linda mcgordon who has written about modesty and the women in henry james's life but also virginia woolf, emily dickinson, and more coming. and your turn, about sort of boy games to girl games, gender games in this landscape of biography. >> two things. lady gregory, i wrote a short book about lady gregory who was born in 1854 or 1852 and died in 1932. she is best known living in the shadow of the poet w. b. gates and being founder of the theater, everytime she is mentioned it is in terms of her relationship to w b yates and
others who she helped. my book is called lady gregory's toothbrush. an unfortunate letter and the new york public library, rich people tended to write in bad handwriting i have found. it is about the riots in the abbey theatre and people who were rioting against the new play and she said it is both of us who use the toothbrush and those who don't. the interesting thing if you are writing about anyone, especially a woman born before some time in the 20th century, is to look at the struggle and look at the amount of self oppression and the first four years she was so

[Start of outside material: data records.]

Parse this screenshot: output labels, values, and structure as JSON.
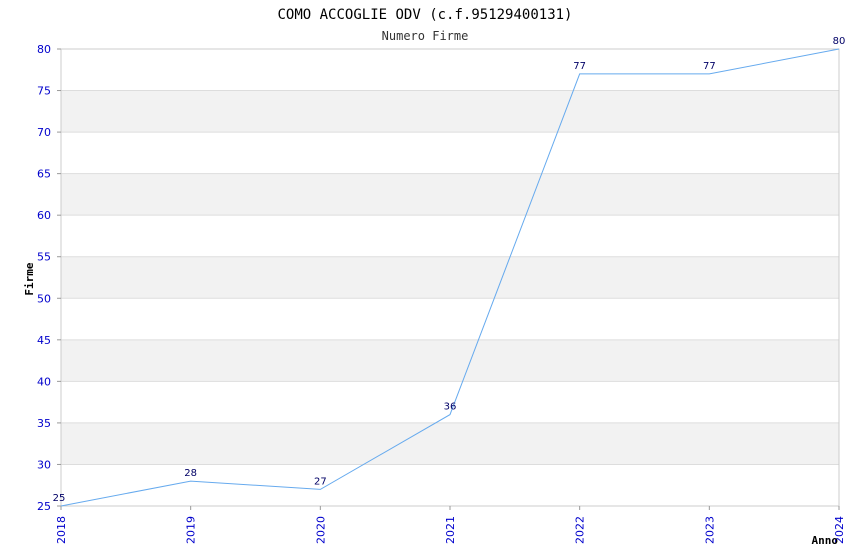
{
  "chart_data": {
    "type": "line",
    "title": "COMO ACCOGLIE ODV (c.f.95129400131)",
    "subtitle": "Numero Firme",
    "xlabel": "Anno",
    "ylabel": "Firme",
    "x": [
      "2018",
      "2019",
      "2020",
      "2021",
      "2022",
      "2023",
      "2024"
    ],
    "values": [
      25,
      28,
      27,
      36,
      77,
      77,
      80
    ],
    "ylim": [
      25,
      80
    ],
    "yticks": [
      25,
      30,
      35,
      40,
      45,
      50,
      55,
      60,
      65,
      70,
      75,
      80
    ],
    "grid": true,
    "line_color": "#66aaee",
    "band_color": "#f2f2f2",
    "tick_color": "#0000cc"
  }
}
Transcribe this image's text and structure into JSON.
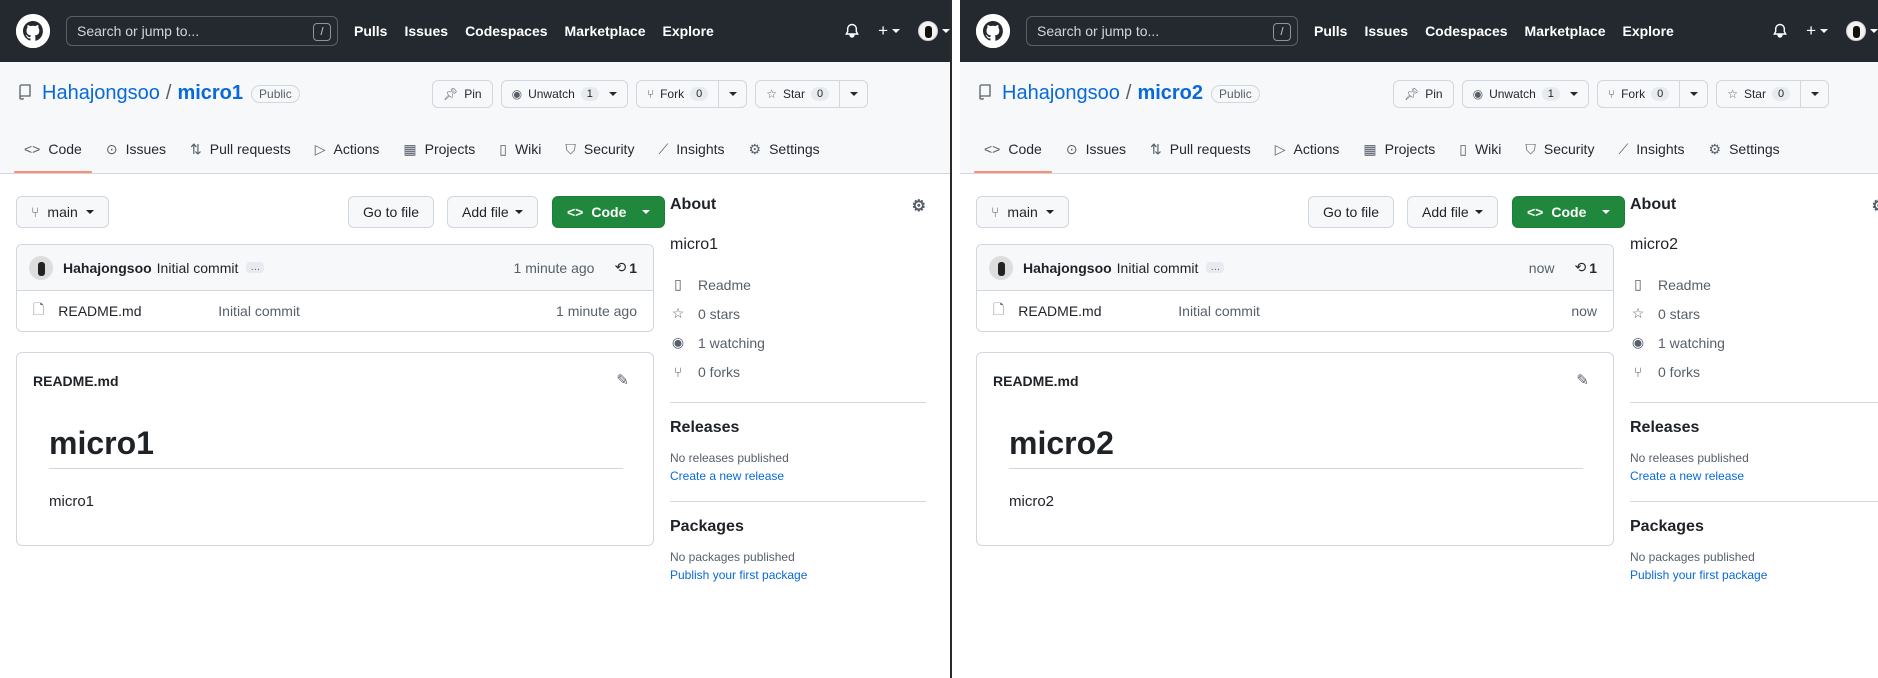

careful, so ready to be in the shadows, and as a translator and her translation for example of a poem, ted hughes's favorite poem in the english language, came to translation only through a tremendous amount of dutiful slow work and learning gaelic which no one ever did and despised the language and decided to learn it, w b yates didn't do that. in her 40s she begins as a translator. could she not raise her first four years? they were wasted for her. she was brought up with only one book in the house, the good book, the bible. just to emerge as who she became, constant mixtures of